The formation of mountains doesn’t happen overnight – it is a slow process that takes millions of years. Until relatively recently in mans history no one could come up with a feasible theory to explain how these great structures could have come to be. The Himalayas, the Rockies, the Andes; all of these massive ranges must have be formed somehow, but it took a while until geologists were in union about just how.
Here, near us in BC, there are three main mountain ranges: the Coastal Mountains, the Skeena Mountains and the Rockies. By far the most expansive, holding the Continental Divide and attracting millions of visitors a year, are the Rocky Mountains, and this is how they were formed.
To understand how mountains arose in the first place we need to understand basic plate tectonics. This is the well-established theory that the earth is made up of a series of plates covering the surface of the earth, each moving relatively and independently of the others. At one time in history, all these plates were joined as one large land mass known as Pangea. Over time this huge continent broke up into smaller plates, and as these plates began to drift they inevitably began colliding into each other – with mountainous consequences.
‘Orogenies’ is the name given to separate periods of mountain building. In this area of Canada two separate ‘orogenies’ are responsible for the formation of the mountains we see today.
Initially, there was a North American Plate moving in a westerly direction, and a Pacific Plate moving northwards. From the movement of the Pacific Plate, two landmasses, known as terranes, were formed, literally by the ‘bulldozing’ of the chain of islands that stood in the way.
When the northern moving Pacific Plate collided with the North American Plate, the crust on which it had been moving was forced into the Earth’s surface.
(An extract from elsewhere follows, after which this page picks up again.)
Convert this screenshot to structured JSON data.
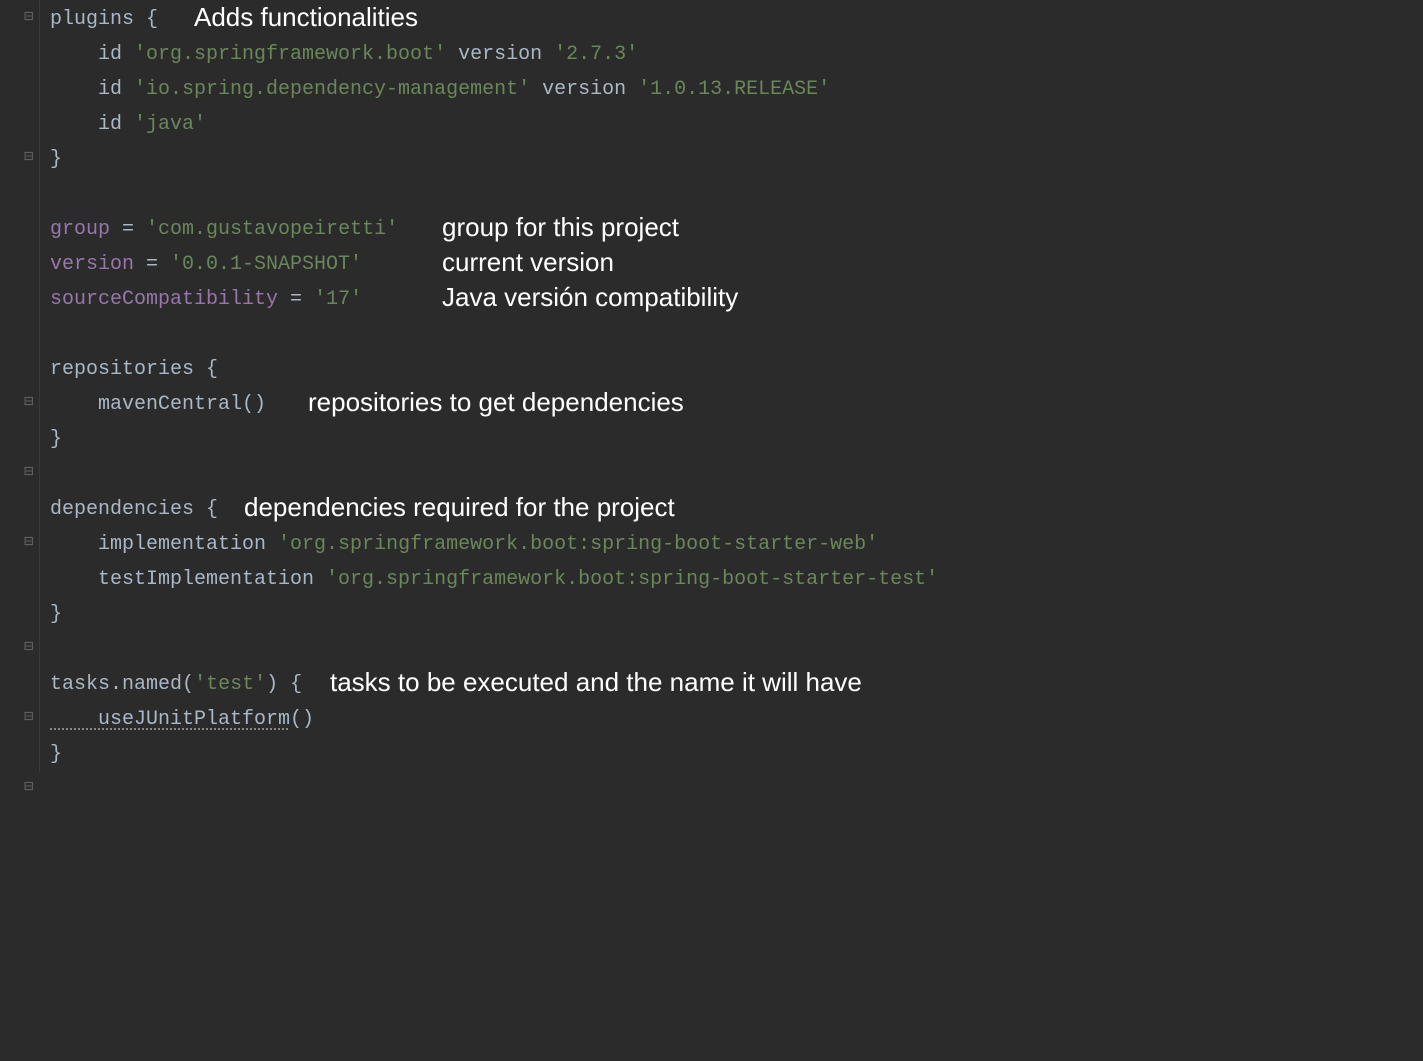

In between the two plates, the first of the two terranes were sandwiched. Being too buoyant enough to be pushed under like the crust, it ended up becoming part of the edge of the continent. This is the first ‘orogeny’ and the resultant forces compressing the already existent landmasses formed the Columbia Mountains (including the Caribous, Selkirks, Purcells and the Monashees).
From these collisions a huge shock wave was born. This in turn disrupted the huge masses of rock in its path, which cracked and slide up over neighboring rocks. This process, known as thrust faulting, was partially to thank for the formation of the Rockies.
A while later (actually around 85 million years ago) the second of the two terranes collided. This set about a whole new set of shock waves that provided the energy needed to form the foothills and front ranges of the Rockies. Dying out as they reached Calgary, the forces left the prairies undisturbed.